(Data records)
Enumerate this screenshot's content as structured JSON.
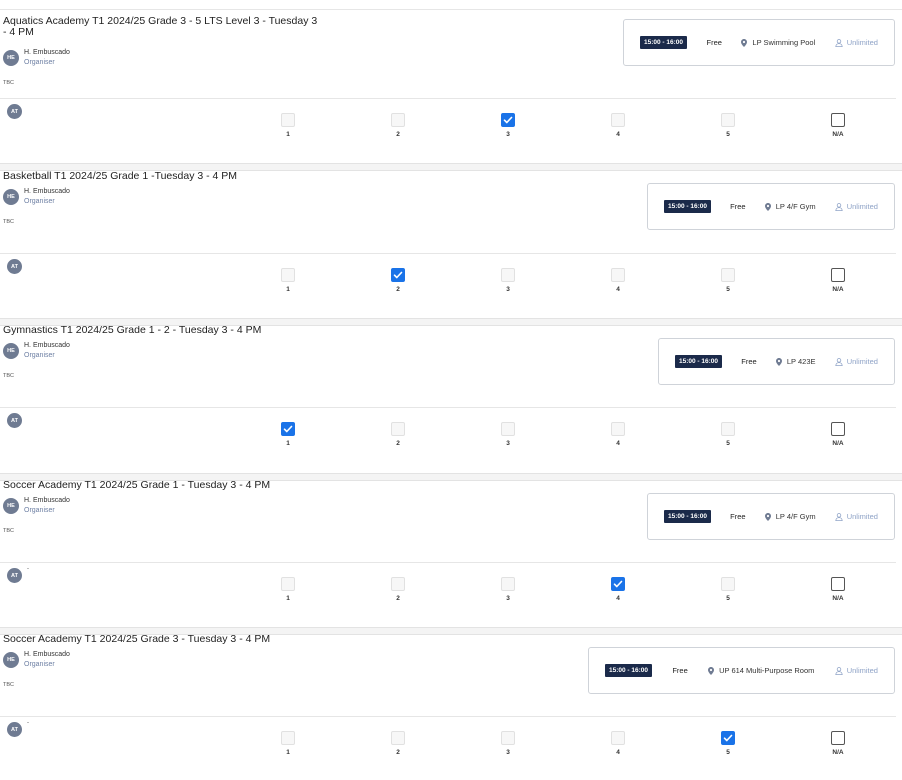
{
  "activities": [
    {
      "title": "Aquatics Academy T1 2024/25 Grade 3 - 5 LTS Level 3 - Tuesday 3 - 4 PM",
      "organiser_initials": "HE",
      "organiser_name": "H. Embuscado",
      "organiser_role": "Organiser",
      "note": "TBC",
      "time": "15:00 - 16:00",
      "price": "Free",
      "location": "LP Swimming Pool",
      "capacity": "Unlimited",
      "attendee_initials": "AT",
      "attendee_name": "",
      "options": [
        "1",
        "2",
        "3",
        "4",
        "5",
        "N/A"
      ],
      "selected": "3"
    },
    {
      "title": "Basketball T1 2024/25 Grade 1 -Tuesday 3 - 4 PM",
      "organiser_initials": "HE",
      "organiser_name": "H. Embuscado",
      "organiser_role": "Organiser",
      "note": "TBC",
      "time": "15:00 - 16:00",
      "price": "Free",
      "location": "LP 4/F Gym",
      "capacity": "Unlimited",
      "attendee_initials": "AT",
      "attendee_name": "",
      "options": [
        "1",
        "2",
        "3",
        "4",
        "5",
        "N/A"
      ],
      "selected": "2"
    },
    {
      "title": "Gymnastics T1 2024/25 Grade 1 - 2 - Tuesday 3 - 4 PM",
      "organiser_initials": "HE",
      "organiser_name": "H. Embuscado",
      "organiser_role": "Organiser",
      "note": "TBC",
      "time": "15:00 - 16:00",
      "price": "Free",
      "location": "LP 423E",
      "capacity": "Unlimited",
      "attendee_initials": "AT",
      "attendee_name": "",
      "options": [
        "1",
        "2",
        "3",
        "4",
        "5",
        "N/A"
      ],
      "selected": "1"
    },
    {
      "title": "Soccer Academy T1 2024/25 Grade 1 - Tuesday 3 - 4 PM",
      "organiser_initials": "HE",
      "organiser_name": "H. Embuscado",
      "organiser_role": "Organiser",
      "note": "TBC",
      "time": "15:00 - 16:00",
      "price": "Free",
      "location": "LP 4/F Gym",
      "capacity": "Unlimited",
      "attendee_initials": "AT",
      "attendee_name": "-",
      "options": [
        "1",
        "2",
        "3",
        "4",
        "5",
        "N/A"
      ],
      "selected": "4"
    },
    {
      "title": "Soccer Academy T1 2024/25 Grade 3 - Tuesday 3 - 4 PM",
      "organiser_initials": "HE",
      "organiser_name": "H. Embuscado",
      "organiser_role": "Organiser",
      "note": "TBC",
      "time": "15:00 - 16:00",
      "price": "Free",
      "location": "UP 614 Multi-Purpose Room",
      "capacity": "Unlimited",
      "attendee_initials": "AT",
      "attendee_name": "-",
      "options": [
        "1",
        "2",
        "3",
        "4",
        "5",
        "N/A"
      ],
      "selected": "5"
    }
  ],
  "icons": {
    "location": "map-pin-icon",
    "capacity": "person-icon",
    "checked": "checkmark-icon"
  },
  "colors": {
    "accent": "#1a73e8",
    "time_badge": "#1b2a4a",
    "avatar": "#6f7b92",
    "muted_blue": "#8fa3c7"
  }
}
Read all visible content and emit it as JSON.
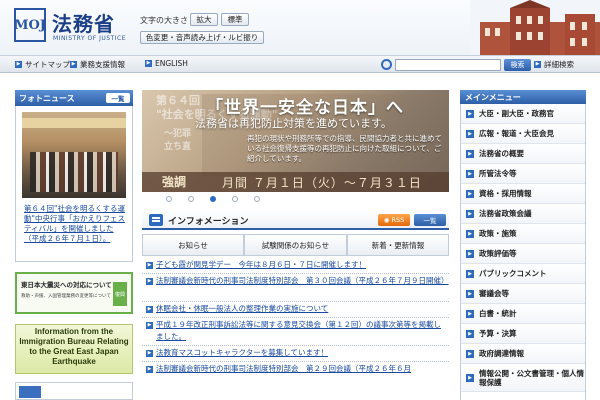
{
  "header": {
    "logo_text": "MOJ",
    "ministry_name": "法務省",
    "ministry_sub": "MINISTRY OF JUSTICE",
    "font_size_label": "文字の大きさ",
    "font_large": "拡大",
    "font_standard": "標準",
    "accessibility": "色変更・音声読み上げ・ルビ振り"
  },
  "nav": {
    "sitemap": "サイトマップ",
    "business": "業務支援情報",
    "english": "ENGLISH",
    "search_placeholder": "",
    "search_button": "検索",
    "detail_search": "詳細検索"
  },
  "photo_news": {
    "title": "フォトニュース",
    "list_button": "一覧",
    "caption": "第６４回\"社会を明るくする運動\"中央行事「おかえりフェスティバル」を開催しました（平成２６年７月１日）。"
  },
  "banners": {
    "eq_title": "東日本大震災への対応について",
    "eq_sub": "救助・声援、入国管理業務の変更等について",
    "eq_badge": "復興",
    "immigration": "Information from the Immigration Bureau Relating to the Great East Japan Earthquake",
    "third": ""
  },
  "carousel": {
    "bg_line1": "第６４回",
    "bg_line2": "\"社会を明るくする運動\"",
    "bg_line3": "～犯罪",
    "bg_line4": "立ち直",
    "title": "「世界一安全な日本」へ",
    "subtitle": "法務省は再犯防止対策を進めています。",
    "body": "再犯の現状や刑務所等での指導、民間協力者と共に進めている社会復帰支援等の再犯防止に向けた取組について、ご紹介しています。",
    "strip_a": "強調",
    "strip_b": "月間 ７月１日（火）～７月３１日（木）",
    "dots": 5,
    "active_dot": 2
  },
  "information": {
    "title": "インフォメーション",
    "rss": "RSS",
    "list_button": "一覧",
    "tabs": [
      "お知らせ",
      "試験関係のお知らせ",
      "新着・更新情報"
    ],
    "items": [
      "子ども霞が関見学デー　今年は８月６日・７日に開催します！",
      "法制審議会新時代の刑事司法制度特別部会　第３０回会議（平成２６年７月９日開催）",
      "休眠会社・休眠一般法人の整理作業の実施について",
      "平成１９年改正刑事訴訟法等に関する意見交換会（第１２回）の議事次第等を掲載しました。",
      "法教育マスコットキャラクターを募集しています！",
      "法制審議会新時代の刑事司法制度特別部会　第２９回会議（平成２６年６月"
    ]
  },
  "main_menu": {
    "title": "メインメニュー",
    "items": [
      "大臣・副大臣・政務官",
      "広報・報道・大臣会見",
      "法務省の概要",
      "所管法令等",
      "資格・採用情報",
      "法務省政策会議",
      "政策・施策",
      "政策評価等",
      "パブリックコメント",
      "審議会等",
      "白書・統計",
      "予算・決算",
      "政府調達情報",
      "情報公開・公文書管理・個人情報保護"
    ]
  },
  "colors": {
    "accent": "#2d5ea7",
    "link": "#1a4ba0",
    "rss": "#e2690b",
    "green": "#69b04a"
  }
}
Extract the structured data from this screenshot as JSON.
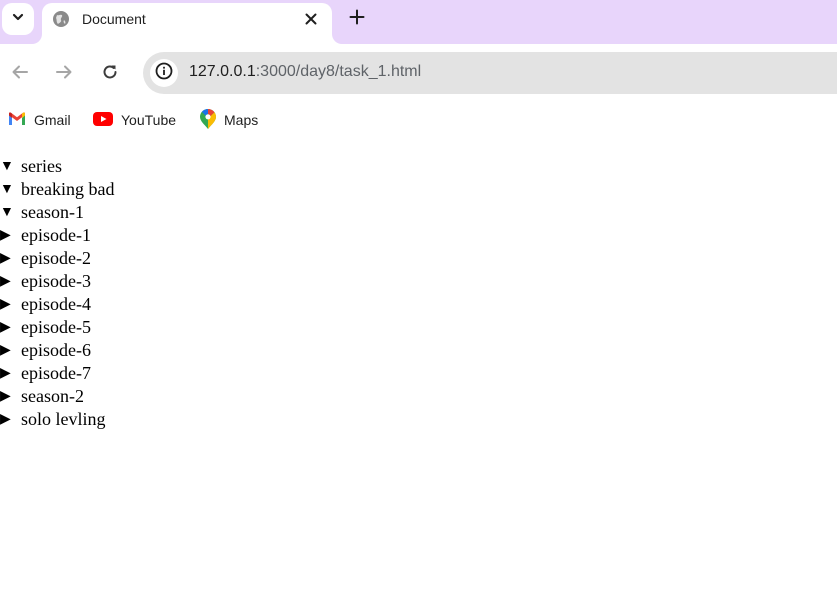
{
  "browser": {
    "tab": {
      "title": "Document"
    },
    "address": {
      "host": "127.0.0.1",
      "rest": ":3000/day8/task_1.html"
    },
    "bookmarks": [
      {
        "label": "Gmail",
        "icon": "gmail-icon"
      },
      {
        "label": "YouTube",
        "icon": "youtube-icon"
      },
      {
        "label": "Maps",
        "icon": "maps-icon"
      }
    ],
    "colors": {
      "tabstrip": "#e8d5fb",
      "omnibox": "#e3e3e3"
    }
  },
  "tree": [
    {
      "label": "series",
      "expanded": true,
      "marker": "▼"
    },
    {
      "label": "breaking bad",
      "expanded": true,
      "marker": "▼"
    },
    {
      "label": "season-1",
      "expanded": true,
      "marker": "▼"
    },
    {
      "label": "episode-1",
      "expanded": false,
      "marker": "▶"
    },
    {
      "label": "episode-2",
      "expanded": false,
      "marker": "▶"
    },
    {
      "label": "episode-3",
      "expanded": false,
      "marker": "▶"
    },
    {
      "label": "episode-4",
      "expanded": false,
      "marker": "▶"
    },
    {
      "label": "episode-5",
      "expanded": false,
      "marker": "▶"
    },
    {
      "label": "episode-6",
      "expanded": false,
      "marker": "▶"
    },
    {
      "label": "episode-7",
      "expanded": false,
      "marker": "▶"
    },
    {
      "label": "season-2",
      "expanded": false,
      "marker": "▶"
    },
    {
      "label": "solo levling",
      "expanded": false,
      "marker": "▶"
    }
  ]
}
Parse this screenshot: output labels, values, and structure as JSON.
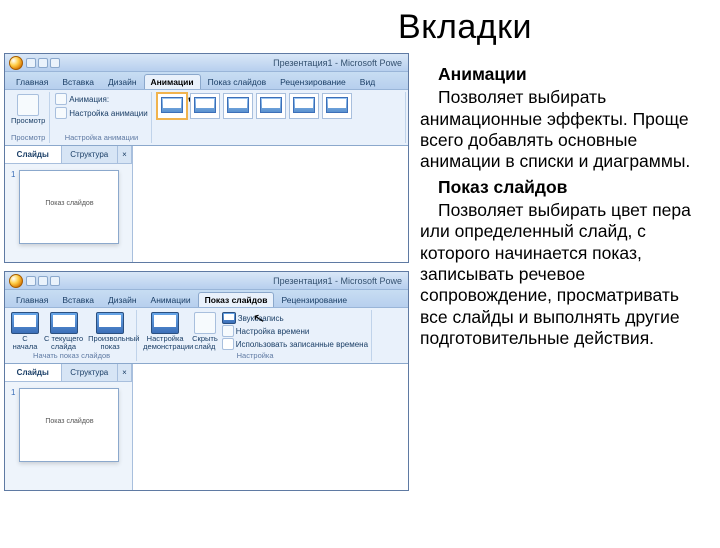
{
  "page": {
    "title": "Вкладки"
  },
  "text": {
    "heading1": "Анимации",
    "para1": "Позволяет выбирать анимационные эффекты. Проще всего добавлять основные анимации в списки и диаграммы.",
    "heading2": "Показ слайдов",
    "para2": "Позволяет выбирать цвет пера или определенный слайд, с которого начинается показ, записывать речевое сопровождение, просматривать все слайды и выполнять другие подготовительные действия."
  },
  "shot_common": {
    "window_title": "Презентация1 - Microsoft Powe",
    "nav_slides": "Слайды",
    "nav_outline": "Структура",
    "thumb_caption": "Показ слайдов"
  },
  "shot1": {
    "tabs": [
      "Главная",
      "Вставка",
      "Дизайн",
      "Анимации",
      "Показ слайдов",
      "Рецензирование",
      "Вид"
    ],
    "active_tab_index": 3,
    "group_preview": "Просмотр",
    "btn_preview": "Просмотр",
    "btn_anim": "Анимация:",
    "btn_custom": "Настройка анимации",
    "group_anim": "Настройка анимации"
  },
  "shot2": {
    "tabs": [
      "Главная",
      "Вставка",
      "Дизайн",
      "Анимации",
      "Показ слайдов",
      "Рецензирование"
    ],
    "active_tab_index": 4,
    "btn_from_start_1": "С",
    "btn_from_start_2": "начала",
    "btn_from_current_1": "С текущего",
    "btn_from_current_2": "слайда",
    "btn_custom_1": "Произвольный",
    "btn_custom_2": "показ",
    "group_start": "Начать показ слайдов",
    "btn_setup_1": "Настройка",
    "btn_setup_2": "демонстрации",
    "btn_hide_1": "Скрыть",
    "btn_hide_2": "слайд",
    "opt_record": "Звукозапись",
    "opt_rehearse": "Настройка времени",
    "opt_use_times": "Использовать записанные времена",
    "group_setup": "Настройка"
  }
}
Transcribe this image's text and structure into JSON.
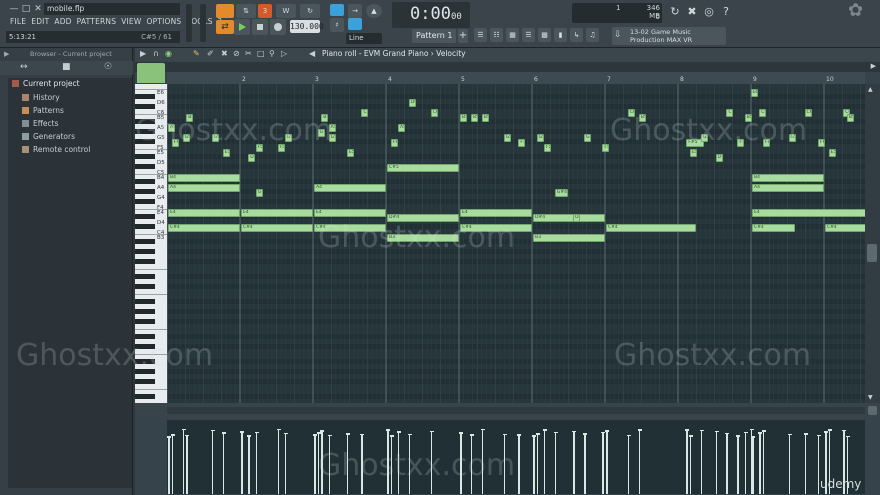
{
  "app": {
    "file_title": "mobile.flp",
    "menu": [
      "FILE",
      "EDIT",
      "ADD",
      "PATTERNS",
      "VIEW",
      "OPTIONS",
      "TOOLS",
      "?"
    ],
    "hint_left": "5:13:21",
    "hint_right": "C#5 / 61"
  },
  "transport": {
    "tempo": "130.000",
    "time": "0:00",
    "time_small": "00",
    "pattern": "Pattern 1",
    "snap": "Line",
    "cpu": "1",
    "memory": "346 MB",
    "polyphony": "0"
  },
  "hint_panel": {
    "line1": "13-02  Game Music",
    "line2": "Production MAX VR"
  },
  "browser": {
    "header": "Browser - Current project",
    "root": "Current project",
    "items": [
      "History",
      "Patterns",
      "Effects",
      "Generators",
      "Remote control"
    ]
  },
  "piano_roll": {
    "title": "Piano roll - EVM Grand Piano › Velocity",
    "bar_numbers": [
      "2",
      "3",
      "4",
      "5",
      "6",
      "7",
      "8",
      "9",
      "10"
    ],
    "key_labels": [
      "E6",
      "D6",
      "C6",
      "B5",
      "A5",
      "G5",
      "F5",
      "E5",
      "D5",
      "C5",
      "B4",
      "A4",
      "G4",
      "F4",
      "E4",
      "D4",
      "C4",
      "B3"
    ]
  },
  "notes": [
    {
      "label": "E6",
      "p": 88
    },
    {
      "label": "D6",
      "p": 86
    },
    {
      "label": "C6",
      "p": 84
    },
    {
      "label": "B5",
      "p": 83
    },
    {
      "label": "G#5",
      "p": 80
    },
    {
      "label": "A5",
      "p": 81
    },
    {
      "label": "F#5",
      "p": 78
    },
    {
      "label": "G5",
      "p": 79
    },
    {
      "label": "E5",
      "p": 76
    },
    {
      "label": "F5",
      "p": 77
    },
    {
      "label": "D#5",
      "p": 75
    },
    {
      "label": "C#5",
      "p": 73
    },
    {
      "label": "B4",
      "p": 71
    },
    {
      "label": "A4",
      "p": 69
    },
    {
      "label": "G#4",
      "p": 68
    },
    {
      "label": "E4",
      "p": 64
    },
    {
      "label": "D#4",
      "p": 63
    },
    {
      "label": "C#4",
      "p": 61
    },
    {
      "label": "B3",
      "p": 59
    }
  ],
  "watermark": "Ghostxx.com",
  "brand": "udemy",
  "colors": {
    "accent": "#e38b2a",
    "note": "#a9dba0",
    "grid": "#26363a",
    "snap_blue": "#3aa2d8",
    "play_green": "#78cf5a"
  }
}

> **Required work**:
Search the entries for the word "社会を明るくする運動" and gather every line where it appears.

> **Exercise response**:
    "caption": "第６４回\"社会を明るくする運動\"中央行事「おかえりフェスティバル」を開催しました（平成２６年７月１日）。"
    "bg_line2": "\"社会を明るくする運動\"",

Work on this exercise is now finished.